  • Based on this logic, what might this position maintain regarding the status of Rabbinic enactments which are not safeguards (such as the institution of the holiday of Purim)?

10. Ramban and Rambam

  • A fourth approach provides the most expansive understanding of "בל תוסיף".
  • See Ramban on Devarim 4:2. What two distinct types of "additions" does he assert are included in the prohibition? .
  • [The GR"A suggests that one aspect is derived from Devarim 4:2 and the other from 13:1. How does this work?]
  • How does Ramban explain why Rabbinic safeguards are allowed? What is the status of innovations which are not meant to protect the observance of existing laws?
  • Now, turn to Rambam in Hilkhot Mamrim 2:9. According to him, how does the prohibition of "בל תוסיף" affect Rabbinic decrees? What appears to be the goal of the prohibition?

11. Back to Mishna Avot

  • The various sources we have seen each define the prohibition of "בל תוסיף" in unique ways, but all agree that "making fences to the Torah" is not included in the prohibition, and is, in fact, a praiseworthy endeavor.
  • Why might it be specifically the "Men of the Great Assembly" who make a point of emphasizing the importance of Rabbinic safeguards?
  • Let's return to Pirkei Avot to see how Abarbanel answers this question. Scroll towards the end of his comments, to the third to last paragraph, beginning "האמנם מי אמר שלושת דברים האלה".

12. Abarbanel and R. Wessely

  • According to Abarbanel, who actually suggests to whom that fences be made? Why? How does this suggestion relate to the Kuzari's understanding of who has the authority to make changes?
  • See also the commentary of R. Naftali Herz Wessely, Yein Levanon, midway through "ד"ה "עשו סייג לתורה, from the words "אלא אנשי כנסת הגדולה ראו בחכמתם".
  • According to him, to what types of fences is the Mishna specifically referring? Why were harsher punishments so necessary in the time of the Great Assembly and Greek rule?

13. A Different Take

  • Let's conclude our study of the Mishna by looking at the Meiri and Midrash Shemuel, who offer a somewhat nonconventional reading of the phrase "עשו סייג לתורה".
  • Turn to the Meiri, and begin several lines into the last paragraph of his comments, from the words "ובאבות דר"נ פ"ק פירשו עשה סייג לדברך" until "וכ״ש בדברי תורה".
  • According to him, what is the Mishna advising? What does it council regarding how to best teach and relay words of Torah?
  • How might this advice fit with the other two messages offered in the Mishna?

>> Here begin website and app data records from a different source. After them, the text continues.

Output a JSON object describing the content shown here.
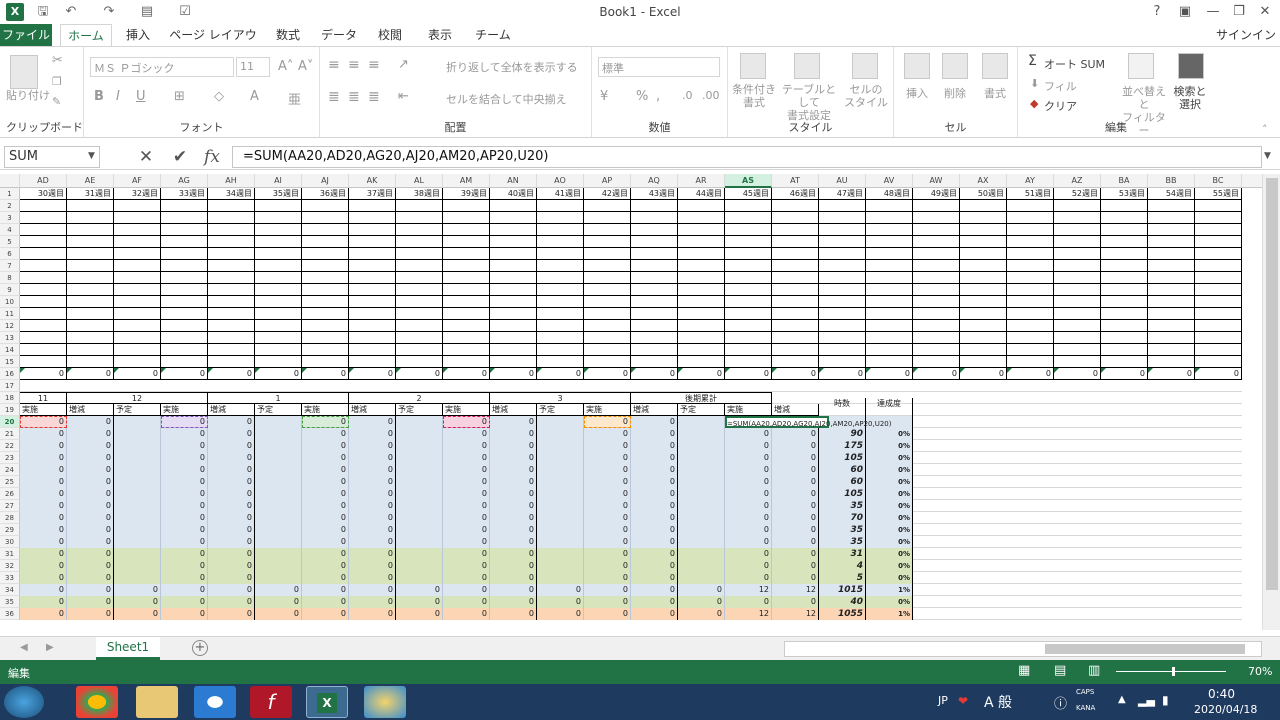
{
  "window": {
    "title": "Book1 - Excel",
    "help": "?"
  },
  "tabs": [
    "ファイル",
    "ホーム",
    "挿入",
    "ページ レイアウト",
    "数式",
    "データ",
    "校閲",
    "表示",
    "チーム"
  ],
  "signin": "サインイン",
  "ribbon": {
    "clipboard": {
      "paste": "貼り付け",
      "label": "クリップボード"
    },
    "font": {
      "name": "ＭＳ Ｐゴシック",
      "size": "11",
      "label": "フォント",
      "bold": "B",
      "italic": "I",
      "underline": "U"
    },
    "align": {
      "wrap": "折り返して全体を表示する",
      "merge": "セルを結合して中央揃え",
      "label": "配置"
    },
    "number": {
      "format": "標準",
      "label": "数値"
    },
    "styles": {
      "cond": "条件付き\n書式",
      "table": "テーブルとして\n書式設定",
      "cell": "セルの\nスタイル",
      "label": "スタイル"
    },
    "cells": {
      "insert": "挿入",
      "delete": "削除",
      "format": "書式",
      "label": "セル"
    },
    "edit": {
      "autosum": "オート SUM",
      "fill": "フィル",
      "clear": "クリア",
      "sort": "並べ替えと\nフィルター",
      "find": "検索と\n選択",
      "label": "編集"
    }
  },
  "formula_bar": {
    "name_box": "SUM",
    "formula": "=SUM(AA20,AD20,AG20,AJ20,AM20,AP20,U20)",
    "fx": "fx"
  },
  "columns": [
    "AD",
    "AE",
    "AF",
    "AG",
    "AH",
    "AI",
    "AJ",
    "AK",
    "AL",
    "AM",
    "AN",
    "AO",
    "AP",
    "AQ",
    "AR",
    "AS",
    "AT",
    "AU",
    "AV",
    "AW",
    "AX",
    "AY",
    "AZ",
    "BA",
    "BB",
    "BC"
  ],
  "selected_column": "AS",
  "row1_weeks": [
    "30週目",
    "31週目",
    "32週目",
    "33週目",
    "34週目",
    "35週目",
    "36週目",
    "37週目",
    "38週目",
    "39週目",
    "40週目",
    "41週目",
    "42週目",
    "43週目",
    "44週目",
    "45週目",
    "46週目",
    "47週目",
    "48週目",
    "49週目",
    "50週目",
    "51週目",
    "52週目",
    "53週目",
    "54週目",
    "55週目"
  ],
  "row16_values": [
    "0",
    "0",
    "0",
    "0",
    "0",
    "0",
    "0",
    "0",
    "0",
    "0",
    "0",
    "0",
    "0",
    "0",
    "0",
    "0",
    "0",
    "0",
    "0",
    "0",
    "0",
    "0",
    "0",
    "0",
    "0",
    "0"
  ],
  "month_headers": [
    "11",
    "12",
    "1",
    "2",
    "3",
    "後期累計",
    "時数",
    "達成度"
  ],
  "sub_headers": [
    "実施",
    "増減",
    "予定",
    "実施",
    "増減",
    "予定",
    "実施",
    "増減",
    "予定",
    "実施",
    "増減",
    "予定",
    "実施",
    "増減",
    "予定",
    "実施",
    "増減"
  ],
  "editing_cell_text": "=SUM(AA20,AD20,AG20,AJ20,AM20,AP20,U20)",
  "hours": [
    "",
    "90",
    "175",
    "105",
    "60",
    "60",
    "105",
    "35",
    "70",
    "35",
    "35",
    "31",
    "4",
    "5",
    "1015",
    "40",
    "1055"
  ],
  "achievement": [
    "",
    "0%",
    "0%",
    "0%",
    "0%",
    "0%",
    "0%",
    "0%",
    "0%",
    "0%",
    "0%",
    "0%",
    "0%",
    "0%",
    "1%",
    "0%",
    "1%"
  ],
  "row34": {
    "cumulative_done": "12",
    "cumulative_diff": "12"
  },
  "row36": {
    "cumulative_done": "12",
    "cumulative_diff": "12"
  },
  "sheet": {
    "name": "Sheet1",
    "add": "+"
  },
  "status": {
    "mode": "編集",
    "zoom": "70%"
  },
  "taskbar": {
    "time": "0:40",
    "date": "2020/04/18",
    "ime_lang": "JP",
    "ime_mode": "A 般",
    "caps": "CAPS",
    "kana": "KANA"
  },
  "colors": {
    "excel_green": "#217346",
    "row_blue": "#dce6f1",
    "row_green": "#d8e4bc",
    "row_orange": "#fcd5b4"
  }
}
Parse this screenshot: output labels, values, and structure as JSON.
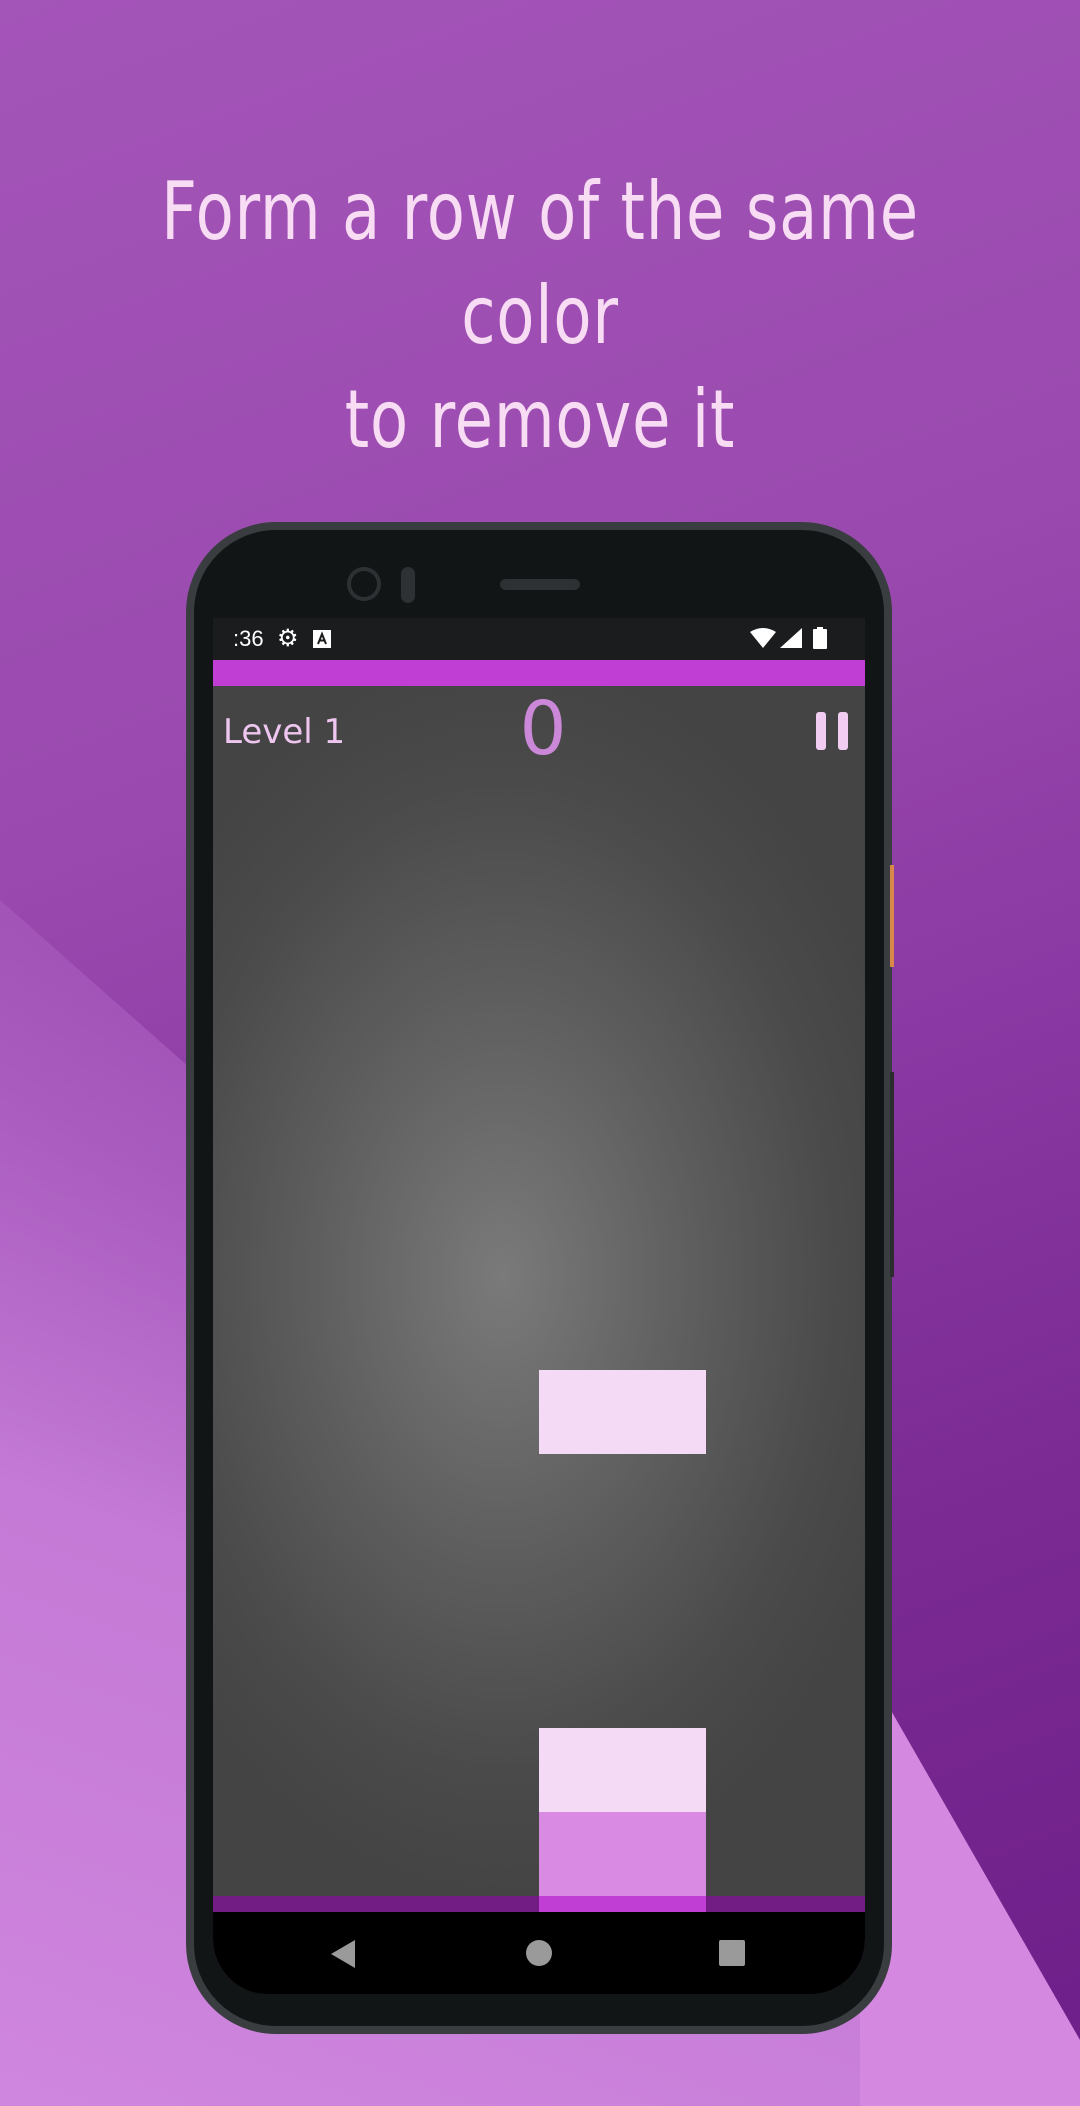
{
  "headline": {
    "line1": "Form a row of the same color",
    "line2": "to remove it"
  },
  "status_bar": {
    "time": ":36",
    "icons": [
      "gear-icon",
      "a-icon",
      "wifi-icon",
      "signal-icon",
      "battery-icon"
    ]
  },
  "game": {
    "level_label": "Level 1",
    "score": "0",
    "pause_icon": "pause-icon",
    "falling_block_color": "#f5daf5",
    "stack_block_colors": [
      "#f5daf5",
      "#d98ae3",
      "#c03ed4"
    ],
    "floor_color": "#711d84",
    "accent_color": "#c03ed4"
  },
  "navigation": {
    "icons": [
      "back-icon",
      "home-icon",
      "recents-icon"
    ]
  }
}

14. Knowing Your Students

  • Meiri suggests that the Mishna is advising that one make a fence to "words of Torah". When teaching, one must be aware of the audience, recognizing that sometimes more is less.
  • Compare also Midrash Shemuel. Scroll down to ד"ה "והעמידו תלמידים הרבה" and scan the paragraph that begins "ואפשר עוד שכוונת התנא לשלול".
  • R. Shemuel b. Yitzchak de Uceda's starting point is the second recommendation given by the Mishna, that one should have many students, even if not all are "proper". According to him, how does the instruction "עשו סייג לתורה" serve to complement (or, perhaps, mitigate) that rule?

14. Summary

  • This module has looked at four attempts to reconcile the Mishna's recommendation that one add safeguards to Torah with the prohibition of "בל תוסיף", which forbids adding to Torah.
  • Chizkuni limits the prohibition of Devarim 4 and 13, suggesting that it refers solely to the prohibition of idolatry. This narrow reading easily explains why Rabbinic safeguards are not considered a violation.
  • The Kuzari limits the law in another way, claiming that it is aimed only at laymen. Leaders such as sages, prophets, or priests, are not included and are, thus, free to enact laws as they deem necessary.
  • The Sifre narrows the scope of the prohibition in yet a third manner, asserting that it applies only to changing the form of an existing law. As such, Rabbinic enacting of new laws is not problematic.
  • Ramban, in contrast, does not limit the law and suggests that it relates to adjusting both existing commands and creating new ones. Rabbinic safeguards are exceptional only because the Torah itself commands that one put such fences in place.

15. Additional Reading